### Exercise requirements
Would you restate the entries below word for word, leaving out the images?
▶
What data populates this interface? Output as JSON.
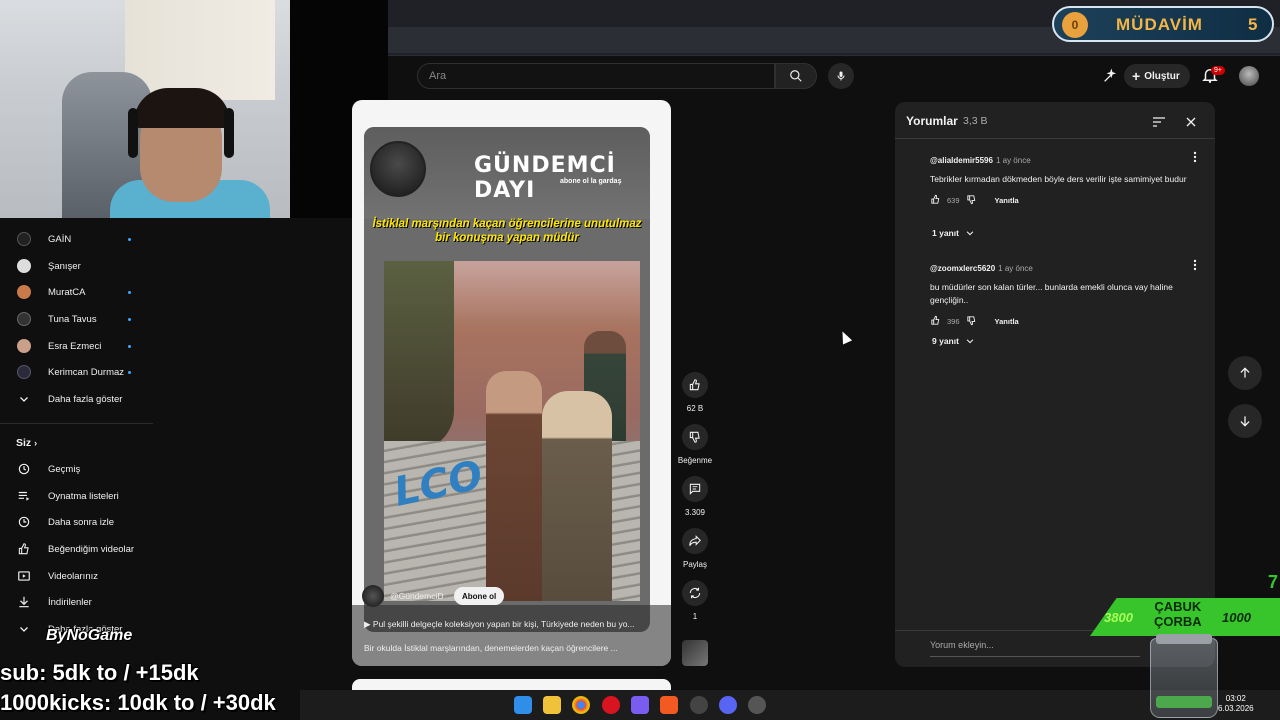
{
  "header": {
    "search_placeholder": "Ara",
    "create_label": "Oluştur",
    "notif_badge": "9+"
  },
  "sidebar": {
    "subscriptions": [
      {
        "label": "GAİN",
        "avatar_color": "#222222",
        "new": true
      },
      {
        "label": "Şanışer",
        "avatar_color": "#dddddd",
        "new": false
      },
      {
        "label": "MuratCA",
        "avatar_color": "#c97a4a",
        "new": true
      },
      {
        "label": "Tuna Tavus",
        "avatar_color": "#333333",
        "new": true
      },
      {
        "label": "Esra Ezmeci",
        "avatar_color": "#c9a08a",
        "new": true
      },
      {
        "label": "Kerimcan Durmaz",
        "avatar_color": "#2a2a3a",
        "new": true
      }
    ],
    "show_more_label": "Daha fazla göster",
    "you_section": "Siz",
    "you_items": [
      {
        "label": "Geçmiş",
        "icon": "history-icon"
      },
      {
        "label": "Oynatma listeleri",
        "icon": "playlist-icon"
      },
      {
        "label": "Daha sonra izle",
        "icon": "watch-later-icon"
      },
      {
        "label": "Beğendiğim videolar",
        "icon": "liked-icon"
      },
      {
        "label": "Videolarınız",
        "icon": "your-videos-icon"
      },
      {
        "label": "İndirilenler",
        "icon": "download-icon"
      },
      {
        "label": "Daha fazla göster",
        "icon": "chevron-down-icon"
      }
    ]
  },
  "short": {
    "brand_title": "GÜNDEMCİ DAYI",
    "brand_sub": "abone ol la gardaş",
    "headline": "İstiklal marşından kaçan öğrencilerine unutulmaz bir konuşma yapan müdür",
    "video_logo_text": "LCO",
    "channel": "@GündemciD",
    "subscribe_label": "Abone ol",
    "song_line": "Pul şekilli delgeçle koleksiyon yapan bir kişi, Türkiyede neden bu yo...",
    "description": "Bir okulda İstiklal marşlarından, denemelerden kaçan öğrencilere ..."
  },
  "actions": {
    "likes": "62 B",
    "dislike_label": "Beğenme",
    "comments": "3.309",
    "share_label": "Paylaş",
    "remix_count": "1"
  },
  "comments_panel": {
    "title": "Yorumlar",
    "count": "3,3 B",
    "comments": [
      {
        "user": "@alialdemir5596",
        "time": "1 ay önce",
        "text": "Tebrikler kırmadan dökmeden böyle ders verilir işte samimiyet budur",
        "likes": "639",
        "reply_label": "Yanıtla",
        "replies": "1 yanıt"
      },
      {
        "user": "@zoomxlerc5620",
        "time": "1 ay önce",
        "text": "bu müdürler son kalan türler... bunlarda emekli olunca vay haline gençliğin..",
        "likes": "396",
        "reply_label": "Yanıtla",
        "replies": "9 yanıt"
      }
    ],
    "input_placeholder": "Yorum ekleyin..."
  },
  "overlays": {
    "mudavim_icon": "0",
    "mudavim_label": "MÜDAVİM",
    "mudavim_count": "5",
    "cabuk_left": "3800",
    "cabuk_title_1": "ÇABUK",
    "cabuk_title_2": "ÇORBA",
    "cabuk_right": "1000",
    "cabuk_seven": "7",
    "bynogame": "ByNoGame",
    "sub_line": "sub: 5dk to / +15dk",
    "kicks_line": "1000kicks: 10dk to / +30dk"
  },
  "taskbar": {
    "time": "03:02",
    "date": "6.03.2026"
  },
  "colors": {
    "accent_blue": "#3ea6ff",
    "youtube_red": "#cc0000",
    "headline_yellow": "#ffe800",
    "cabuk_green": "#37c52b",
    "mudavim_gold": "#f3b548"
  }
}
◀
### Exercise response
What data populates this interface? Output as JSON.
{
  "header": {
    "search_placeholder": "Ara",
    "create_label": "Oluştur",
    "notif_badge": "9+"
  },
  "sidebar": {
    "subscriptions": [
      {
        "label": "GAİN",
        "avatar_color": "#222222",
        "new": true
      },
      {
        "label": "Şanışer",
        "avatar_color": "#dddddd",
        "new": false
      },
      {
        "label": "MuratCA",
        "avatar_color": "#c97a4a",
        "new": true
      },
      {
        "label": "Tuna Tavus",
        "avatar_color": "#333333",
        "new": true
      },
      {
        "label": "Esra Ezmeci",
        "avatar_color": "#c9a08a",
        "new": true
      },
      {
        "label": "Kerimcan Durmaz",
        "avatar_color": "#2a2a3a",
        "new": true
      }
    ],
    "show_more_label": "Daha fazla göster",
    "you_section": "Siz",
    "you_items": [
      {
        "label": "Geçmiş",
        "icon": "history-icon"
      },
      {
        "label": "Oynatma listeleri",
        "icon": "playlist-icon"
      },
      {
        "label": "Daha sonra izle",
        "icon": "watch-later-icon"
      },
      {
        "label": "Beğendiğim videolar",
        "icon": "liked-icon"
      },
      {
        "label": "Videolarınız",
        "icon": "your-videos-icon"
      },
      {
        "label": "İndirilenler",
        "icon": "download-icon"
      },
      {
        "label": "Daha fazla göster",
        "icon": "chevron-down-icon"
      }
    ]
  },
  "short": {
    "brand_title": "GÜNDEMCİ DAYI",
    "brand_sub": "abone ol la gardaş",
    "headline": "İstiklal marşından kaçan öğrencilerine unutulmaz bir konuşma yapan müdür",
    "video_logo_text": "LCO",
    "channel": "@GündemciD",
    "subscribe_label": "Abone ol",
    "song_line": "Pul şekilli delgeçle koleksiyon yapan bir kişi, Türkiyede neden bu yo...",
    "description": "Bir okulda İstiklal marşlarından, denemelerden kaçan öğrencilere ..."
  },
  "actions": {
    "likes": "62 B",
    "dislike_label": "Beğenme",
    "comments": "3.309",
    "share_label": "Paylaş",
    "remix_count": "1"
  },
  "comments_panel": {
    "title": "Yorumlar",
    "count": "3,3 B",
    "comments": [
      {
        "user": "@alialdemir5596",
        "time": "1 ay önce",
        "text": "Tebrikler kırmadan dökmeden böyle ders verilir işte samimiyet budur",
        "likes": "639",
        "reply_label": "Yanıtla",
        "replies": "1 yanıt"
      },
      {
        "user": "@zoomxlerc5620",
        "time": "1 ay önce",
        "text": "bu müdürler son kalan türler... bunlarda emekli olunca vay haline gençliğin..",
        "likes": "396",
        "reply_label": "Yanıtla",
        "replies": "9 yanıt"
      }
    ],
    "input_placeholder": "Yorum ekleyin..."
  },
  "overlays": {
    "mudavim_icon": "0",
    "mudavim_label": "MÜDAVİM",
    "mudavim_count": "5",
    "cabuk_left": "3800",
    "cabuk_title_1": "ÇABUK",
    "cabuk_title_2": "ÇORBA",
    "cabuk_right": "1000",
    "cabuk_seven": "7",
    "bynogame": "ByNoGame",
    "sub_line": "sub: 5dk to / +15dk",
    "kicks_line": "1000kicks: 10dk to / +30dk"
  },
  "taskbar": {
    "time": "03:02",
    "date": "6.03.2026"
  },
  "colors": {
    "accent_blue": "#3ea6ff",
    "youtube_red": "#cc0000",
    "headline_yellow": "#ffe800",
    "cabuk_green": "#37c52b",
    "mudavim_gold": "#f3b548"
  }
}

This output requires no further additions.